Data supplied section start
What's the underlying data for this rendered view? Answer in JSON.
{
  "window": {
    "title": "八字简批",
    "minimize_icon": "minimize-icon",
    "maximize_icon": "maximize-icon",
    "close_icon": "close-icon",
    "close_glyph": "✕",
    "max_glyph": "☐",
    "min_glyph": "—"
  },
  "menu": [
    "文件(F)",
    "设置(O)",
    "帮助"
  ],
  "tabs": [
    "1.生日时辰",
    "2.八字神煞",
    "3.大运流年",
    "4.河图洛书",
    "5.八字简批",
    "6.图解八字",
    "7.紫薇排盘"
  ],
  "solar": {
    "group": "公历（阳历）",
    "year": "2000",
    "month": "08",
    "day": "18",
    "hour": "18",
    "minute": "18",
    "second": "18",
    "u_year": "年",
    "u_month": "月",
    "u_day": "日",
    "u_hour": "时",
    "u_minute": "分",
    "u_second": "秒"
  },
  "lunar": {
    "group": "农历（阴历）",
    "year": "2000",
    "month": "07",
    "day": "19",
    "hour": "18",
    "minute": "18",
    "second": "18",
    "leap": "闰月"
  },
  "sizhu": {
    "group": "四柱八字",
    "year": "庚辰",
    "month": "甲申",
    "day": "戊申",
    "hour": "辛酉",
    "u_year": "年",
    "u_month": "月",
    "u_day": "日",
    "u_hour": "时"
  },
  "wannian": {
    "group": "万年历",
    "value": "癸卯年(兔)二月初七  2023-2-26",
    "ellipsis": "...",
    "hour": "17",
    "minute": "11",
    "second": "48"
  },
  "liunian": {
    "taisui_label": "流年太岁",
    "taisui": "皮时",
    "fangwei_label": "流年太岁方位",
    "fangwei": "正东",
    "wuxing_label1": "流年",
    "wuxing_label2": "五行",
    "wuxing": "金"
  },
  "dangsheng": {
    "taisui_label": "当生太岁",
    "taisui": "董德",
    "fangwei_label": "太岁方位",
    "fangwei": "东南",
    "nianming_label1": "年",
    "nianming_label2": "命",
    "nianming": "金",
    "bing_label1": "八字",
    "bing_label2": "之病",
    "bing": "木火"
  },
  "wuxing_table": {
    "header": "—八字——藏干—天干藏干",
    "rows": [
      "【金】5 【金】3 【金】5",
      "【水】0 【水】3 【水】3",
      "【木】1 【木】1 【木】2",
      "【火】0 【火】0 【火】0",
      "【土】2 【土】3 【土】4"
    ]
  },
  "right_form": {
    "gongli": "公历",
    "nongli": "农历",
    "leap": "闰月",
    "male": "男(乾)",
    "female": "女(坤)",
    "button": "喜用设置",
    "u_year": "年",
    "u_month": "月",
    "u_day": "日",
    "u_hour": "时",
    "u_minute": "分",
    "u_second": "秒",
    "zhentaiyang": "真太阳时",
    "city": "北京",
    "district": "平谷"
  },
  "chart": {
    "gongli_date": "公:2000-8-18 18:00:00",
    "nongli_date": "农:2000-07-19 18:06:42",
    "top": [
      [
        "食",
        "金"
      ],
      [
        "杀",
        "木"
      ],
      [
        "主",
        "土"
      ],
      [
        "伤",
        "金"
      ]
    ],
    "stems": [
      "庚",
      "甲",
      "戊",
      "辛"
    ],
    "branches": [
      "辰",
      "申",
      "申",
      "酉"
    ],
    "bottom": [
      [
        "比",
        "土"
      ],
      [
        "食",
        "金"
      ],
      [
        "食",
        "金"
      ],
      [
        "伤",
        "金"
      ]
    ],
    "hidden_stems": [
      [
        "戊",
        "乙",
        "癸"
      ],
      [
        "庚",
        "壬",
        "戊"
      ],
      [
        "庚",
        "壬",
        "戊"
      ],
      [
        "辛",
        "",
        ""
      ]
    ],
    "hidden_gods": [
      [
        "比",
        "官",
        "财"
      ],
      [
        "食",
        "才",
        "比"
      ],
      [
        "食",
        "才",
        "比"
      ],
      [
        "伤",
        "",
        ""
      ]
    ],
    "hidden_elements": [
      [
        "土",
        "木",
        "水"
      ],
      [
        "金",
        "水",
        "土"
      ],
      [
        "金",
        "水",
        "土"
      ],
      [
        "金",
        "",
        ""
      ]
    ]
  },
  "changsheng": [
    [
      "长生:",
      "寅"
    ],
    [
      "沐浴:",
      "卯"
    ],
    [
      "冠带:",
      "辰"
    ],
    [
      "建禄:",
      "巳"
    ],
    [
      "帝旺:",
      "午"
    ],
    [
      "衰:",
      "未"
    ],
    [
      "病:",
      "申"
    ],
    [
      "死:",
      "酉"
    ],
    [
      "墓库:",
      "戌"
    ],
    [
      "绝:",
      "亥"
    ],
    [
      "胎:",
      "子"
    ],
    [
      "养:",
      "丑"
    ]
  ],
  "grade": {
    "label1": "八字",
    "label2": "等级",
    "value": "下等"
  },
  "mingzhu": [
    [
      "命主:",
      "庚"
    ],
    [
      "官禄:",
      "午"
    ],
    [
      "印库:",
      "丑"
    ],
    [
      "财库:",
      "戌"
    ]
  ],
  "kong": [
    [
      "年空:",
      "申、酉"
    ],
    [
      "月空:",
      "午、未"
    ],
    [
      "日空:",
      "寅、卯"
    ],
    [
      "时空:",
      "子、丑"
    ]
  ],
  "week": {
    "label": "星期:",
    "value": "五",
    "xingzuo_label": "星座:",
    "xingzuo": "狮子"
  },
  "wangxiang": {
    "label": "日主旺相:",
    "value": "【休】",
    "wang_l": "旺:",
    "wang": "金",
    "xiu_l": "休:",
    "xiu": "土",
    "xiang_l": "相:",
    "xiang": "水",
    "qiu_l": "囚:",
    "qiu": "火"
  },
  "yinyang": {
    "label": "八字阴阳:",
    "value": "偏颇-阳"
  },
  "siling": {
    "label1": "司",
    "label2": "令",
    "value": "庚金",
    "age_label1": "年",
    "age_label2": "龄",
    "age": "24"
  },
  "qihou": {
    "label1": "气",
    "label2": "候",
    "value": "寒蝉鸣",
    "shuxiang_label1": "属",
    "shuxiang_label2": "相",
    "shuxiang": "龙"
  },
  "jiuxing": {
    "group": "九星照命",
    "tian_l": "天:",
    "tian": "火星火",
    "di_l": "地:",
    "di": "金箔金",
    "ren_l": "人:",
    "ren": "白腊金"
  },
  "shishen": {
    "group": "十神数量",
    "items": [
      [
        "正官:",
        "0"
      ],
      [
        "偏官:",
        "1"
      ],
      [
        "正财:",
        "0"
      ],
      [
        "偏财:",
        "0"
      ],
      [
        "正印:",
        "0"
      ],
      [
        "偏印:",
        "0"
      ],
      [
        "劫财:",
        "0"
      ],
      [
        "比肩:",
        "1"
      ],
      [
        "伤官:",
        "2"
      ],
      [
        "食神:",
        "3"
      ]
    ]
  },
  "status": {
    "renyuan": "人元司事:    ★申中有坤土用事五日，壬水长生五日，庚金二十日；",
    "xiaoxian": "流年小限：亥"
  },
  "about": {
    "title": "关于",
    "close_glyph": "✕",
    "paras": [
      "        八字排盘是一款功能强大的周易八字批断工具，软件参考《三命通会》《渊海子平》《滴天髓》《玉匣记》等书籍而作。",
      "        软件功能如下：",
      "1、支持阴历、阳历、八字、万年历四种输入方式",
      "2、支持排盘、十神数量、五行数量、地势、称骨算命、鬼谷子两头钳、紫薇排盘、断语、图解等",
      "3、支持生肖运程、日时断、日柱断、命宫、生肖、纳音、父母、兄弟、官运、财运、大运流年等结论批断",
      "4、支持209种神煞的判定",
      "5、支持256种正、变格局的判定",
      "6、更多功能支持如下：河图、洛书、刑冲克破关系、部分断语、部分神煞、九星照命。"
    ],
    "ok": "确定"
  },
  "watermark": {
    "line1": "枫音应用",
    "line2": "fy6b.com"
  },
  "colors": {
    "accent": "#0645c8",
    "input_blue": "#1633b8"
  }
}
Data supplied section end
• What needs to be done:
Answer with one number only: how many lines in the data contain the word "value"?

• Task result:
7